July 29, 2015
Mike Whitney
The Politics of Betrayal: Obama Backstabs Kurds to Appease Turkey
Joshua Frank
The Wheels Fell Off the Bernie Sanders Bandwagon
Conn Hallinan
Ukraine: Close to the Edge
Stephen Lendman
What Happened to Ralkina Jones? Another Jail Cell Death
Rob Wallace
Neoliberal Ebola: the Agroeconomic Origins of the Ebola Outbreak
Dmitry Rodionov
The ‘Ichkerization’ Crime Wave in Ukraine
Joyce Nelson
Scott Walker & Stephen Harper: a New Bromance
Bill Blunden
The Red Herring of Digital Backdoors and Key Escrow Encryption
Thomas Mountain
The Sheepdog Politics of Barack Obama
Farzana Versey
A President and a Yogi: Abdul Kalam’s Symbolism
Norman Pollack
America’s Decline: Internal Structural-Cultural Subversion
Foday Darboe
How Obama Failed Africa
Cesar Chelala
Russia’s Insidious Epidemic
Tom H. Hastings
Defending Democracy
David Macaray
Why Union Contracts are Good for the Country
Virginia Arthur
The High and Dry Sierras
Jon Langford
Mekons Tour Diary, the Season Finale, Mekonception in Redhook
July 28, 2015
Mark Schuller
Humanitarian Occupation of Haiti: 100 Years and Counting
Lawrence Ware
Why the “Black Church” Doesn’t Exist–and Never Has
Peter Makhlouf
Israel and Gaza: the BDS Movement One Year After “Protective Edge”
Carl Finamore
Landlords Behaving Badly: San Francisco Too Valuable for Poor People*
Michael P. Bradley
Educating About Islam: Problems of Selectivity and Imbalance
Binoy Kampmark
Ransacking Malaysia: the Najib Corruption Dossier
Michael Avender - Medea Benjamin
El Salvador’s Draconian Abortion Laws: a Miscarriage of Justice
Jesse Jackson
Sandra Bland’s Only Crime Was Driving While Black
Cesar Chelala
Effect of Greece’s Economic Crisis on Public Health
Mel Gurtov
Netanyahu: An Enemy of Peace
Joseph G. Ramsey

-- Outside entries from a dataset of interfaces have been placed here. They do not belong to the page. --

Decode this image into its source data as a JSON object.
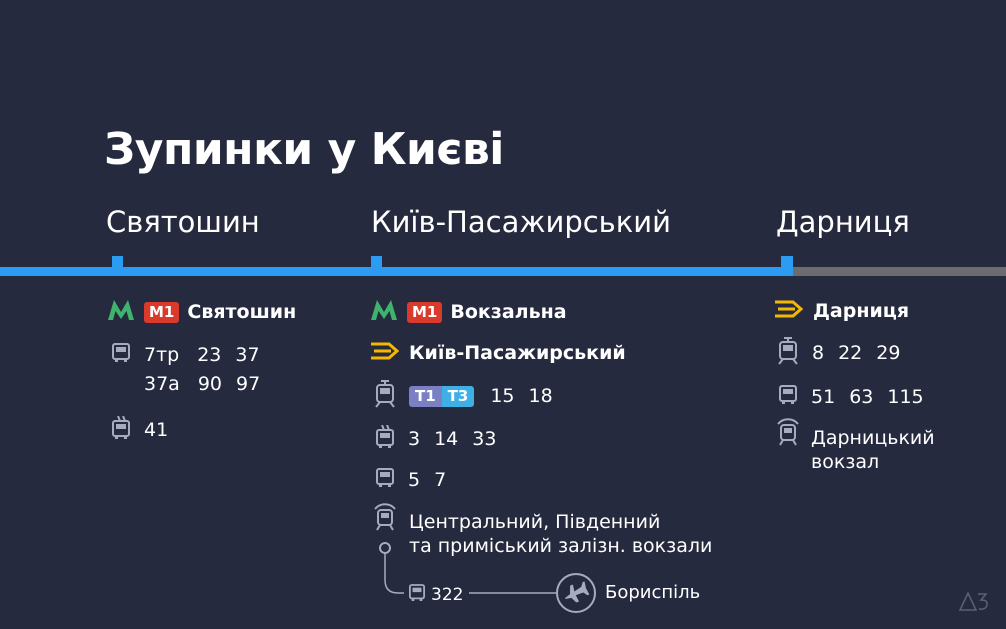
{
  "title": "Зупинки у Києві",
  "stations": {
    "sviatoshyn": {
      "name": "Святошин",
      "metro_line": "M1",
      "metro_station": "Святошин",
      "bus_routes_row1": [
        "7тр",
        "23",
        "37"
      ],
      "bus_routes_row2": [
        "37а",
        "90",
        "97"
      ],
      "trolleybus_routes": [
        "41"
      ]
    },
    "kyiv_pas": {
      "name": "Київ-Пасажирський",
      "metro_line": "M1",
      "metro_station": "Вокзальна",
      "rail_station": "Київ-Пасажирський",
      "tram_badge_1": "T1",
      "tram_badge_2": "T3",
      "tram_routes": [
        "15",
        "18"
      ],
      "trolleybus_routes": [
        "3",
        "14",
        "33"
      ],
      "bus_routes": [
        "5",
        "7"
      ],
      "station_text_line1": "Центральний, Південний",
      "station_text_line2": "та приміський залізн. вокзали",
      "airport_bus": "322",
      "airport": "Бориспіль"
    },
    "darnytsia": {
      "name": "Дарниця",
      "rail_station": "Дарниця",
      "tram_routes": [
        "8",
        "22",
        "29"
      ],
      "bus_routes": [
        "51",
        "63",
        "115"
      ],
      "station_text_line1": "Дарницький",
      "station_text_line2": "вокзал"
    }
  },
  "colors": {
    "background": "#262a3e",
    "line_blue": "#2b9cf2",
    "line_grey": "#6c6c70",
    "metro_green": "#3fb36b",
    "metro_red": "#d93a2b",
    "rail_yellow": "#f5b800",
    "icon_grey": "#a7abbf"
  },
  "icons": [
    "metro-icon",
    "bus-icon",
    "trolleybus-icon",
    "tram-icon",
    "rail-icon",
    "train-station-icon",
    "airplane-icon",
    "logo-icon"
  ]
}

The Limits of Optimism: E.L. Doctorow and the American Left
George Wuerthner
Bark Beetles and Forest Fires: Another Myth Goes Up in Smoke
Paul Craig Roberts - Dave Kranzler
Supply and Demand in the Gold and Silver Futures Markets
Eric Draitser
China’s NGO Law: Countering Western Soft Power and Subversion
Harvey Wasserman
Will Ohio Gov. Kasich’s Anti-Green Resume Kill His Presidential Hopes?
Jon Langford
Mekons Tour Diary, Episode 4, a Bowery Ballroom Blitz